“They want to meet Chip and Joanna Gaines more than they want to meet the coaches,” he said of the hosts of HGTV’s Fixer Upper.
If you need a perfect analogy for what is supposed to be a new era for Baylor athletics, there it is.
Rhoades, 50, is trading a dumpster fire at Missouri for a burnt-out dumpster at Baylor. While there will continue to be lawsuits and revelations, Baylor has reached the point where the problems have been identified and need to be solved.
After 15 months at Missouri, Rhoades is moving to a school that is experiencing its second scandal in the last 13 years.
“I never looked at it as a comparison,” said Rhoades, whose official start date in Waco is Aug. 15. “Some mistakes have been made and the Baylor community has done a great job of fact-finding and put a lot of things in place to fix things moving forward. I’m looking forward to create an athletic department that is excellent in all areas.
“Let me be clear. Simply, I see opportunities and not challenges. I can make all sorts of promises but doing is better than telling.”
With the dismissal of Art Briles, the gutting of the 2016 and 2017 recruiting classes and the hiring of interim coach Jim Grobe, Rhoades’ first job will be assessing a football program that appears headed to challenging times.
“We’ll begin to evaluate immediately,” Rhoades said. “I’ll be open minded I’ll look at how the season goes. We’ll have things lined up at the end of the season if need be. Coach Grobe is the football coach and I’m going to work with him.
“I have great respect for coach Grobe and look forward to meeting him. He’s brought stability in a short time, he’s earned the trust of the staff and the student-athletes.”
Since last October at Missouri, Rhoades had to deal with a one-day boycott of the football team regarding racial tensions on campus, with the resignation of long-time football coach Gary Pinkel, the announcement of an NCAA investigation of the men’s basketball team and investigating the women’s softball coach that led to the team playing a game under protest.
“My time in Columbia was short but the memories will last a lifetime,” Rhoades said.
Regardless of the memories, Rhoades was intent on leaving Columbia before the next brush fire. He had earned $600,000 for his first year of work and he owes Missouri $800,000 to escape his five-year contract. Baylor is paying Rhoades $1 million a year and will no doubt be happy to write the $800,000 check, in care of the University of Missouri.
Before Missouri, Rhoades was athletic director at Houston from 2009 to March of 2015 and prior to that he was at the University of Akron for four years. Those two jobs helped him add important bullet points to his resume. As with any resume, there’s a need to read between the lines.
At Akron, the Zips won their first Mid-American Conference in school history and the basketball team had its best winning record in school history.
When he was at Houston, the Cougars got back in the national spotlight with a 13-1 record in 2011. For the first time in two decades, Houston finished in the Associated Press top 25 (but the final ranking of 18th showed a lack of respect for the program and Conference USA).

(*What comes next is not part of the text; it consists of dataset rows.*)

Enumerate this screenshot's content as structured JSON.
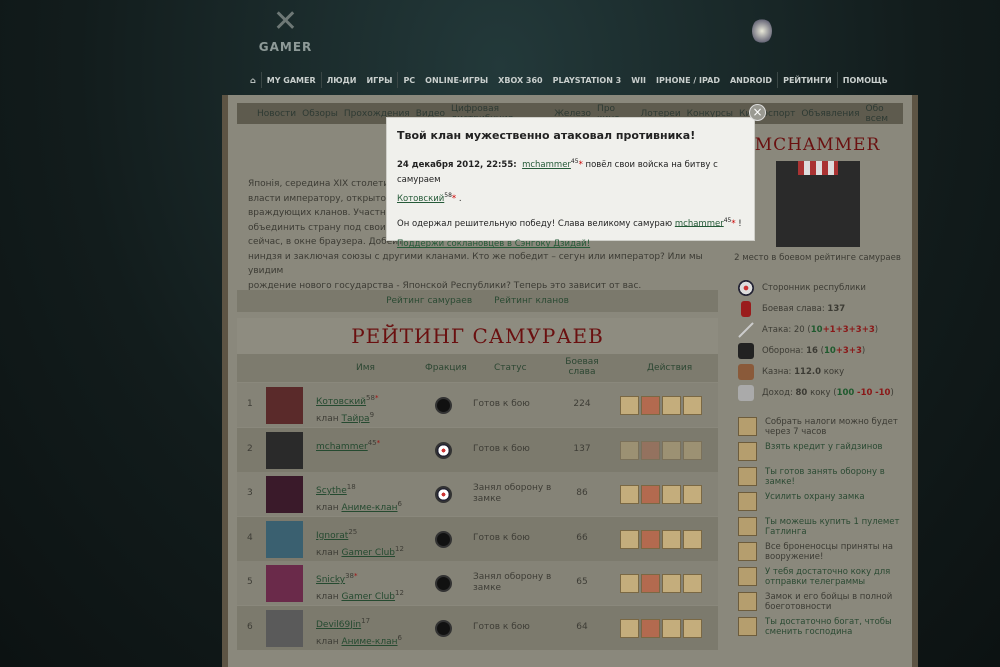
{
  "logo": {
    "text": "GAMER"
  },
  "topnav": [
    "MY GAMER",
    "ЛЮДИ",
    "ИГРЫ",
    "PC",
    "ONLINE-ИГРЫ",
    "XBOX 360",
    "PLAYSTATION 3",
    "WII",
    "IPHONE / IPAD",
    "ANDROID",
    "РЕЙТИНГИ",
    "ПОМОЩЬ"
  ],
  "subnav": [
    "Новости",
    "Обзоры",
    "Прохождения",
    "Видео",
    "Цифровая дистрибуция",
    "Железо",
    "Про кино",
    "Лотереи",
    "Конкурсы",
    "Киберспорт",
    "Объявления",
    "Обо всем"
  ],
  "intro": [
    "Японія, середина XIX столетия.",
    "власти императору, открыто выс",
    "враждующих кланов. Участники",
    "объединить страну под своим на",
    "сейчас, в окне браузера. Добейт",
    "ниндзя и заключая союзы с другими кланами. Кто же победит – сегун или император? Или мы увидим",
    "рождение нового государства - Японской Республики? Теперь это зависит от вас."
  ],
  "tabs": [
    "Рейтинг самураев",
    "Рейтинг кланов"
  ],
  "rating_title": "РЕЙТИНГ САМУРАЕВ",
  "columns": {
    "name": "Имя",
    "faction": "Фракция",
    "status": "Статус",
    "glory": "Боевая слава",
    "actions": "Действия"
  },
  "clan_prefix": "клан",
  "rows": [
    {
      "n": "1",
      "name": "Котовский",
      "lvl": "58",
      "star": "*",
      "clan": "Тайра",
      "clan_lvl": "9",
      "faction": "shogun",
      "status": "Готов к бою",
      "glory": "224",
      "av": "#5a2a2a"
    },
    {
      "n": "2",
      "name": "mchammer",
      "lvl": "45",
      "star": "*",
      "clan": "",
      "clan_lvl": "",
      "faction": "republic",
      "status": "Готов к бою",
      "glory": "137",
      "av": "#2a2a2a"
    },
    {
      "n": "3",
      "name": "Scythe",
      "lvl": "18",
      "star": "",
      "clan": "Аниме-клан",
      "clan_lvl": "6",
      "faction": "republic",
      "status": "Занял оборону в замке",
      "glory": "86",
      "av": "#3a1a2a"
    },
    {
      "n": "4",
      "name": "Ignorat",
      "lvl": "25",
      "star": "",
      "clan": "Gamer Club",
      "clan_lvl": "12",
      "faction": "shogun",
      "status": "Готов к бою",
      "glory": "66",
      "av": "#3a6070"
    },
    {
      "n": "5",
      "name": "Snicky",
      "lvl": "38",
      "star": "*",
      "clan": "Gamer Club",
      "clan_lvl": "12",
      "faction": "shogun",
      "status": "Занял оборону в замке",
      "glory": "65",
      "av": "#6a2a4a"
    },
    {
      "n": "6",
      "name": "Devil69Jin",
      "lvl": "17",
      "star": "",
      "clan": "Аниме-клан",
      "clan_lvl": "6",
      "faction": "shogun",
      "status": "Готов к бою",
      "glory": "64",
      "av": "#5a5a5a"
    }
  ],
  "profile": {
    "name": "MCHAMMER",
    "place": "2 место в боевом рейтинге самураев",
    "faction": "Сторонник республики",
    "glory_label": "Боевая слава:",
    "glory": "137",
    "attack_label": "Атака: 20 (",
    "attack_parts": [
      "10",
      "+1",
      "+3",
      "+3",
      "+3"
    ],
    "defense_label": "Оборона:",
    "defense": "16",
    "defense_parts": [
      "10",
      "+3",
      "+3"
    ],
    "treasury_label": "Казна:",
    "treasury": "112.0",
    "treasury_unit": "коку",
    "income_label": "Доход:",
    "income": "80",
    "income_unit": "коку",
    "income_parts": [
      "100",
      "-10",
      "-10"
    ]
  },
  "actions": [
    "Собрать налоги можно будет через 7 часов",
    "Взять кредит у гайдзинов",
    "Ты готов занять оборону в замке!",
    "Усилить охрану замка",
    "Ты можешь купить 1 пулемет Гатлинга",
    "Все броненосцы приняты на вооружение!",
    "У тебя достаточно коку для отправки телеграммы",
    "Замок и его бойцы в полной боеготовности",
    "Ты достаточно богат, чтобы сменить господина"
  ],
  "modal": {
    "title": "Твой клан мужественно атаковал противника!",
    "date": "24 декабря 2012, 22:55:",
    "attacker": "mchammer",
    "attacker_lvl": "45",
    "text1": "повёл свои войска на битву с самураем",
    "defender": "Котовский",
    "defender_lvl": "58",
    "text2": "Он одержал решительную победу! Слава великому самураю",
    "winner": "mchammer",
    "winner_lvl": "45",
    "link": "Поддержи соклановцев в Сэнгоку Дзидай!",
    "close": "×"
  }
}
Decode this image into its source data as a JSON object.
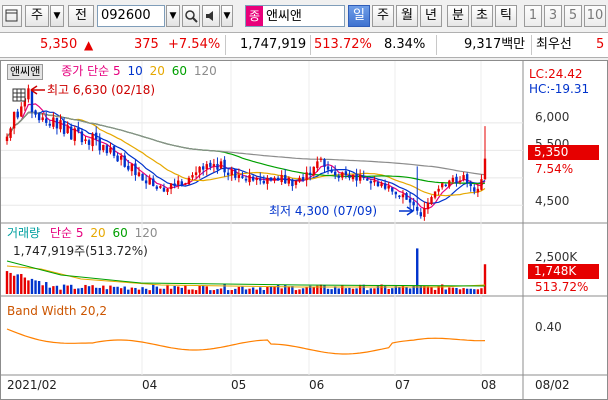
{
  "toolbar": {
    "window_icon": "chart-window-icon",
    "chart_type_label": "주",
    "market_label": "전",
    "stock_code": "092600",
    "search_icon": "magnifier-icon",
    "sound_icon": "speaker-icon",
    "badge": "종",
    "stock_name": "앤씨앤",
    "periods": [
      "일",
      "주",
      "월",
      "년",
      "분",
      "초",
      "틱"
    ],
    "selected_period": "일",
    "minute_options": [
      "1",
      "3",
      "5",
      "10"
    ]
  },
  "info": {
    "price": "5,350",
    "change_arrow": "▲",
    "change": "375",
    "change_pct": "+7.54%",
    "volume": "1,747,919",
    "volume_ratio": "513.72%",
    "turnover": "8.34%",
    "amount": "9,317백만",
    "priority_label": "최우선",
    "priority_value": "5"
  },
  "price_panel": {
    "stock_tag": "앤씨앤",
    "legend_prefix": "종가 단순",
    "ma_periods": [
      "5",
      "10",
      "20",
      "60",
      "120"
    ],
    "ma_colors": [
      "#e6007e",
      "#0033cc",
      "#e6a800",
      "#00a000",
      "#8c8c8c"
    ],
    "high_note": "최고 6,630 (02/18)",
    "low_note": "최저 4,300 (07/09)",
    "lc": "LC:24.42",
    "hc": "HC:-19.31",
    "axis_ticks": [
      "6,000",
      "5,500",
      "4,500"
    ],
    "current_price": "5,350",
    "current_pct": "7.54%"
  },
  "volume_panel": {
    "title": "거래량",
    "legend_prefix": "단순",
    "ma_periods": [
      "5",
      "20",
      "60",
      "120"
    ],
    "current_volume_label": "1,747,919주(513.72%)",
    "axis_tick": "2,500K",
    "current_volume_tag": "1,748K",
    "current_ratio": "513.72%"
  },
  "bandwidth_panel": {
    "title": "Band Width 20,2",
    "axis_tick": "0.40"
  },
  "x_axis": {
    "labels": [
      "2021/02",
      "04",
      "05",
      "06",
      "07",
      "08",
      "08/02"
    ]
  },
  "colors": {
    "up": "#e60000",
    "down": "#0033cc",
    "selected_period_bg": "#3f72d0",
    "price_tag_bg": "#e60000",
    "bandwidth_line": "#ff8000"
  },
  "chart_data": [
    {
      "type": "candlestick",
      "name": "price",
      "x_range": [
        "2021/02",
        "2021/08"
      ],
      "ylim": [
        4250,
        6800
      ],
      "closes": [
        5750,
        5900,
        6200,
        6100,
        6300,
        6450,
        6630,
        6200,
        6150,
        6050,
        6100,
        6000,
        5950,
        6100,
        5900,
        6050,
        5800,
        5950,
        5700,
        5900,
        5850,
        5650,
        5700,
        5600,
        5800,
        5700,
        5500,
        5600,
        5450,
        5550,
        5400,
        5300,
        5400,
        5200,
        5150,
        5250,
        5050,
        5100,
        4950,
        4900,
        5000,
        4850,
        4800,
        4850,
        4750,
        4800,
        4900,
        4850,
        4950,
        4850,
        4900,
        5000,
        5050,
        5100,
        5200,
        5150,
        5250,
        5200,
        5250,
        5150,
        5300,
        5100,
        5050,
        5150,
        5000,
        5050,
        5000,
        4950,
        5050,
        4950,
        5000,
        4950,
        4900,
        5000,
        4950,
        5000,
        4950,
        5050,
        4900,
        5000,
        4850,
        4950,
        5000,
        4950,
        5100,
        5050,
        5200,
        5300,
        5350,
        5200,
        5150,
        5100,
        5050,
        5000,
        5100,
        5050,
        5000,
        5050,
        4950,
        5050,
        5000,
        4950,
        4900,
        4950,
        4850,
        4900,
        4800,
        4850,
        4750,
        4700,
        4650,
        4700,
        4600,
        4550,
        4500,
        4400,
        4300,
        4450,
        4550,
        4650,
        4750,
        4800,
        4900,
        4850,
        4950,
        5000,
        4900,
        4950,
        5050,
        4900,
        4850,
        4750,
        4800,
        4975,
        5350
      ],
      "moving_averages": [
        "5",
        "10",
        "20",
        "60",
        "120"
      ]
    },
    {
      "type": "bar",
      "name": "volume",
      "latest_value": 1747919,
      "unit": "주"
    },
    {
      "type": "line",
      "name": "Band Width 20,2"
    }
  ]
}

Athletic directors at successful programs can bask in the glow if their coaches win – and some ADs even have contracts with cash incentives for conference of national championship. Rhoades has been helped by success through association.
When he took the Houston job, Kevin Sumlin was the coach and he was in charge when the Cougars went 13-1 in 2011. Rhoades tabbed Tony Levine when Sumlin climbed the ladder to take the Texas A&M job.
After three seasons, Rhoades canned Levine and hired Tom Herman, who had been the offensive coordinator for Ohio State’s national championship team. A fine choice. The Cougars went 13-1 and Herman’s coaching star is white hot.
During his time in Houston, he helped raise money to build facilities that cost more than $160 million. He won’t have much building to do at Baylor as the school’s athletic facilities have been upgraded and built to the point they are as good as any school in the Big 12.
Rhoades’ biggest challenge will be a football program that starts this season with just 70 scholarships, two recruiting classes that have been gutted and an interim coach. The heady days of back-to-back Big 12 titles might not return in five or 10 years.
But if Rhoades can hire the right coach and that coach gets the program back on track in a short time, Rhoades will have done the job Baylor hired him to do.